What is needed - Filter the entries, keeping every line with the string "output".

Website and app data records:
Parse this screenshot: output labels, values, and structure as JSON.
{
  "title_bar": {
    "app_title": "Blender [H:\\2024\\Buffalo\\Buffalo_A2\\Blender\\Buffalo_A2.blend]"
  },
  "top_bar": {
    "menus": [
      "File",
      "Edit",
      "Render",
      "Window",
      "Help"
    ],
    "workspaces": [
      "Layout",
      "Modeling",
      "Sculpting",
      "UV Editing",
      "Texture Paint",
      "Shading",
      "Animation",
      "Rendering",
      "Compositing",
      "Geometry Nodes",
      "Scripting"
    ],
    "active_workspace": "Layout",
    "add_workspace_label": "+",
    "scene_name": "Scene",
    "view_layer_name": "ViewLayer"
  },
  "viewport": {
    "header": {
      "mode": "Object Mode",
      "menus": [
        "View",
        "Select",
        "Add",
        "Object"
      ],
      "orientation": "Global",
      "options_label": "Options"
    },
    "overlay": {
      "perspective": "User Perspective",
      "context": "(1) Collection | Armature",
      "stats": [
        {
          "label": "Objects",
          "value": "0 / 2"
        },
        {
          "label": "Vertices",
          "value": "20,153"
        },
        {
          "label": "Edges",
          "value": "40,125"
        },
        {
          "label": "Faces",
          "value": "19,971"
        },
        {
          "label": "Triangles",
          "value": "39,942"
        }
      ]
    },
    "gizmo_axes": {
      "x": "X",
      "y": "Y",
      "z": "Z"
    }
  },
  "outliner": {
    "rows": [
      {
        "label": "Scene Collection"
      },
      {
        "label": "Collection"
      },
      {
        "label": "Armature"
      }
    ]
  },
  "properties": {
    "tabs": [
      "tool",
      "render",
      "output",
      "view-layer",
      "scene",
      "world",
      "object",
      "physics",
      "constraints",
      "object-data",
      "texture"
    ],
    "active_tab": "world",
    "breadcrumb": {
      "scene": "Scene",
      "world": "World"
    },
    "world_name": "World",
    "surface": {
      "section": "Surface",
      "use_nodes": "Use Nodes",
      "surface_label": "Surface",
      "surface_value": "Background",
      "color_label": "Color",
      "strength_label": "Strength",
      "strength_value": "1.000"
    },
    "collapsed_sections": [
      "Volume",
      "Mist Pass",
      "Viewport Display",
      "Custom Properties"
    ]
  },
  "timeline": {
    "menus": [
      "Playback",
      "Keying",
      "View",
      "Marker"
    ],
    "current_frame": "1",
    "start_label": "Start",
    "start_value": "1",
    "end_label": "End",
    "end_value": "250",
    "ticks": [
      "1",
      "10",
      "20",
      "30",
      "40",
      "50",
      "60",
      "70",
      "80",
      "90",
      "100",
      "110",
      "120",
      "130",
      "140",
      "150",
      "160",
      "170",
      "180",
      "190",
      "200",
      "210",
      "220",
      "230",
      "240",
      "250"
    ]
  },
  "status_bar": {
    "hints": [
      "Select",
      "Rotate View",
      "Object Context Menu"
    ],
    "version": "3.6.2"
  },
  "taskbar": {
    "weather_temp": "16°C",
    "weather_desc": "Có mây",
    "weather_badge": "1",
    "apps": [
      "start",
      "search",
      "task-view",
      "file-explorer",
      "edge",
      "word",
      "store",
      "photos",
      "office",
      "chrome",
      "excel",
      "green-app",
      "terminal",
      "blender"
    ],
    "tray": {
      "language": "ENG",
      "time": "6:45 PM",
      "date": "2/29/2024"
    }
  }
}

Result of the exercise -
Parse this screenshot: output labels, values, and structure as JSON.
      "output",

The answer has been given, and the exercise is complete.